PRODUCT DEVELOPMENT GOES BEYOND SENSOR DESIGN CHALLENGES


Although understanding the inherent design challenges of the haptic autoclavable sensor is imperative, the sensor solution provider has to be equipped with a talented multidisciplinary engineering team, in-house manufacturing capabilities supported by fully developed quality processes and product/project management proficiency to handle the complex, resource-limited, and fast-paced new product development environment. A multi-discipline engineering team identifies


and translates customer needs into a cross- functional design as well as deploys novel approaches to old problems whose solutions are not easily found by a single, one-sided technical view. From this perspective, a design team must be compounded by mechanical engineers and able to navigate through the latest machine design


62


a comprehensive in-house manufacturing capability enables the sensor design company to control all aspects of the production process to better meet the demanding schedule and quality requirements. Moreover, strategic control of all manufacturing processes (machining, lamination, wiring, calibration), allows the design company to engineer sensors with a Design for Manufacturability (DFM) mentality. This strategic control of manufacturing boils down to methodically selecting the bill of material, defining the testing plans, complying with standards and protocols and ultimately strategising the manufacturing phase based on economic constraints. Quality is expensive, but lack of quality costs


even more. In medical applications where failure is not an option and tolerances are tight, the project stakeholders cannot afford to have quality as a meager department of testers whose job is to find defects before the customer does, but rather a rigorous and relentless commitment to a culture of excellence which permeates throughout all company processes, from design to shipping. Needless to say that the sensor solution provider must demonstrate its quality system is effectively implemented and maintained thru ISO 13485 certification as well ISO 17025 accredited testing and calibration laboratories. Time to market and cost control is paramount


when developing a medical device, and it also holds true for a haptic feedback sensor, considering the latter as part of the complex surgical robot supply chain.

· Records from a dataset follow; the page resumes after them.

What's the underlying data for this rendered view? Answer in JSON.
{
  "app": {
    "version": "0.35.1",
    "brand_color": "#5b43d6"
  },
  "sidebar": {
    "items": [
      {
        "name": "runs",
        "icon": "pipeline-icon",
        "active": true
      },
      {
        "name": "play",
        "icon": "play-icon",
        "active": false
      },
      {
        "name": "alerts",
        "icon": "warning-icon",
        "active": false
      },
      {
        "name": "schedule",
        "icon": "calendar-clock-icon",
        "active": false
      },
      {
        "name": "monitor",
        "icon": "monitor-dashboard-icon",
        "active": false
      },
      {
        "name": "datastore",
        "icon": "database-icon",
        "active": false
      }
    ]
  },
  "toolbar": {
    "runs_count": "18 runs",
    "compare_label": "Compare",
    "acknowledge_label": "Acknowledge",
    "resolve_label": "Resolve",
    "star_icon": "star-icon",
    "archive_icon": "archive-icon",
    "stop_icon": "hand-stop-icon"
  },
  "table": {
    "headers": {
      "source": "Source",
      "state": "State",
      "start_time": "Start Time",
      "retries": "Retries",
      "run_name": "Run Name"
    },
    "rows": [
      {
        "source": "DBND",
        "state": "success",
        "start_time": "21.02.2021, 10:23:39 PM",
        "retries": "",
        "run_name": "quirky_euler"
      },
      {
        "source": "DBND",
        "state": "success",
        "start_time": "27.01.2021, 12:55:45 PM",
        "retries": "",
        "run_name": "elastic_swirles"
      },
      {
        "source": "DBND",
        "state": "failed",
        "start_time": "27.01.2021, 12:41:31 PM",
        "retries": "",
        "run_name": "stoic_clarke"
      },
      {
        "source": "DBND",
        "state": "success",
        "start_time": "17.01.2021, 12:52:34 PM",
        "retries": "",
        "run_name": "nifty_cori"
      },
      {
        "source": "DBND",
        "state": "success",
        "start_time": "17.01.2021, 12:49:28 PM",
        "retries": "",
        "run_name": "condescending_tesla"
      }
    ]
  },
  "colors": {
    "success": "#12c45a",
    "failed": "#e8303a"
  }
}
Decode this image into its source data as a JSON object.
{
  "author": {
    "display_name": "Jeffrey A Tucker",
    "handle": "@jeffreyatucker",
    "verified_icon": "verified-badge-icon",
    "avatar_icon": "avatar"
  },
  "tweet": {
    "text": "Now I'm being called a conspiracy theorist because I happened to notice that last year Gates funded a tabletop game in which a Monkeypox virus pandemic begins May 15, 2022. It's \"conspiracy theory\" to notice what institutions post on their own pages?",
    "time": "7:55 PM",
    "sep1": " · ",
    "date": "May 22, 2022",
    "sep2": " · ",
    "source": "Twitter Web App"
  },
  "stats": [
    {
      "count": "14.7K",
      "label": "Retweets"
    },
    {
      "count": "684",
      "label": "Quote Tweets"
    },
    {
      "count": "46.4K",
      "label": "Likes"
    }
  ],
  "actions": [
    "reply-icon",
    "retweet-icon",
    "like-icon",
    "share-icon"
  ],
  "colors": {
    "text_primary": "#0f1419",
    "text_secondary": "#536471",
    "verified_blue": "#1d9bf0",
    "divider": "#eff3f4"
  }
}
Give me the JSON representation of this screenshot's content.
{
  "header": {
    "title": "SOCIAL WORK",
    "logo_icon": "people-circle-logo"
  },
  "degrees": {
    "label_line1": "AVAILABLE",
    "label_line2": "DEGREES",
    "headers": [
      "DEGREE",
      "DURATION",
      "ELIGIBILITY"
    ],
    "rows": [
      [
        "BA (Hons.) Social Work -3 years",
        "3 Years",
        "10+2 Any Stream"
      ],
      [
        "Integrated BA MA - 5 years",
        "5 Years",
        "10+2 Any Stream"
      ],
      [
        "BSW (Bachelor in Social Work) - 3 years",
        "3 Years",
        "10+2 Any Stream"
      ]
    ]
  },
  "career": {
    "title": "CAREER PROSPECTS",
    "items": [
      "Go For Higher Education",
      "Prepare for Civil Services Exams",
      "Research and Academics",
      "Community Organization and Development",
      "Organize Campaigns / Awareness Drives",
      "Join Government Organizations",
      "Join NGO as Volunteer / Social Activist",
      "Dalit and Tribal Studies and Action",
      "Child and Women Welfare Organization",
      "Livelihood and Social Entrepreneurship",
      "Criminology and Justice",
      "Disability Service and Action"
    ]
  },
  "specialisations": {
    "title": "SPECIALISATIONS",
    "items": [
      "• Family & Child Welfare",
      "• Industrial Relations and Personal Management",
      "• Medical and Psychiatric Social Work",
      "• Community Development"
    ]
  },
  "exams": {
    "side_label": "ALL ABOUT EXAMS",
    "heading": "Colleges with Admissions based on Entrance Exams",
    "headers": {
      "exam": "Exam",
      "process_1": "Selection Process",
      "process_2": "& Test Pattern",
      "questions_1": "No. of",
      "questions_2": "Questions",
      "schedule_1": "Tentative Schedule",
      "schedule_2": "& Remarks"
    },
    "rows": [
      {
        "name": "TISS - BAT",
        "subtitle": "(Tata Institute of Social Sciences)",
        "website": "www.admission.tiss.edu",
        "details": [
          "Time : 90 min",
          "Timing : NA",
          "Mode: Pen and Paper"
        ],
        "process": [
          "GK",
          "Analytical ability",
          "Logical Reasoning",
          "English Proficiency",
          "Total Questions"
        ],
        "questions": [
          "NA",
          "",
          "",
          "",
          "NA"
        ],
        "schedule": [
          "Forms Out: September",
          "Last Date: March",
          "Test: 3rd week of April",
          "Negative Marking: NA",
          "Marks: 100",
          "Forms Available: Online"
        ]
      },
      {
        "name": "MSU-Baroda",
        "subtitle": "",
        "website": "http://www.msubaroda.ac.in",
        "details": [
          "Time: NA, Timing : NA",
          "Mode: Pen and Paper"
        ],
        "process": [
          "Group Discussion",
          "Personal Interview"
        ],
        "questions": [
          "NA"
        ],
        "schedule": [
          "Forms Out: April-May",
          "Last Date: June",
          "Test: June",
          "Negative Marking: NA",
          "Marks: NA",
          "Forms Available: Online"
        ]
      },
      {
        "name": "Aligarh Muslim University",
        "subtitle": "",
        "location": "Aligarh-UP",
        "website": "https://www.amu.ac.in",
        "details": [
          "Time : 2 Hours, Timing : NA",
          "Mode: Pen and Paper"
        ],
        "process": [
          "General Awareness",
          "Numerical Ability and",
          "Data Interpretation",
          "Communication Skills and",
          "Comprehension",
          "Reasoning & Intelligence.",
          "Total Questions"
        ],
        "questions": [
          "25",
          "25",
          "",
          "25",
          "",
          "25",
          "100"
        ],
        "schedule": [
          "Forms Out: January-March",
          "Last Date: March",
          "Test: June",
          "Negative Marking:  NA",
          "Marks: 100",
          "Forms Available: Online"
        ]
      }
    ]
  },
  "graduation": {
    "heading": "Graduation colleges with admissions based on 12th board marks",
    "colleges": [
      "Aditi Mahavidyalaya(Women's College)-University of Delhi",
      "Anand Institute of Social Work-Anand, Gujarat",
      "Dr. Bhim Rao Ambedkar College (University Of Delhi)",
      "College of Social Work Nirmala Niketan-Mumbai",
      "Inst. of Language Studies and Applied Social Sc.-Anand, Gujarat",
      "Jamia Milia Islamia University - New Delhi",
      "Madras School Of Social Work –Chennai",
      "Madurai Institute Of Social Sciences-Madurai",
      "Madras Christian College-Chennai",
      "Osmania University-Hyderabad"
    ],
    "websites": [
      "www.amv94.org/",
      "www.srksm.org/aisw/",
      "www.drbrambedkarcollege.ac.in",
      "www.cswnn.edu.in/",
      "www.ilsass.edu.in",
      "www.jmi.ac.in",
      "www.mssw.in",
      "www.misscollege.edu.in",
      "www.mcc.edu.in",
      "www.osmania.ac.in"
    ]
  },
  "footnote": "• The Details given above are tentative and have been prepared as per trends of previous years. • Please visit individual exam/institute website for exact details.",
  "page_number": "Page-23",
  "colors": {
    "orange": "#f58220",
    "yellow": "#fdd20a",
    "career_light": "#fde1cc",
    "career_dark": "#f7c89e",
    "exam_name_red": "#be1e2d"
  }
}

With that in mind, the company product managers must be fluent in agile/waterfall project management practices to integrate and streamline project activities, track controllable costs and, most importantly, ensure that information flows among multiple stakeholders promptly.


CONCLUSION


Surgical robotic companies are pursuing a marketable product that incorporates haptic feedback whereas few specialised sensor technology companies combine the competences to offer a measurement solution that meets all design requirements imposed by intra-abdominal force measurement in MIRS: miniaturisation, biocompatibility, autoclavability, high reusability and measurement accuracy.


FUTEK www.futek.com April 2019 Instrumentation Monthly


Page 1  |  Page 2  |  Page 3  |  Page 4  |  Page 5  |  Page 6  |  Page 7  |  Page 8  |  Page 9  |  Page 10  |  Page 11  |  Page 12  |  Page 13  |  Page 14  |  Page 15  |  Page 16  |  Page 17  |  Page 18  |  Page 19  |  Page 20  |  Page 21  |  Page 22  |  Page 23  |  Page 24  |  Page 25  |  Page 26  |  Page 27  |  Page 28  |  Page 29  |  Page 30  |  Page 31  |  Page 32  |  Page 33  |  Page 34  |  Page 35  |  Page 36  |  Page 37  |  Page 38  |  Page 39  |  Page 40  |  Page 41  |  Page 42  |  Page 43  |  Page 44  |  Page 45  |  Page 46  |  Page 47  |  Page 48  |  Page 49  |  Page 50  |  Page 51  |  Page 52  |  Page 53  |  Page 54  |  Page 55  |  Page 56  |  Page 57  |  Page 58  |  Page 59  |  Page 60  |  Page 61  |  Page 62  |  Page 63  |  Page 64  |  Page 65  |  Page 66  |  Page 67  |  Page 68  |  Page 69  |  Page 70  |  Page 71  |  Page 72  |  Page 73  |  Page 74  |  Page 75  |  Page 76  |  Page 77  |  Page 78  |  Page 79  |  Page 80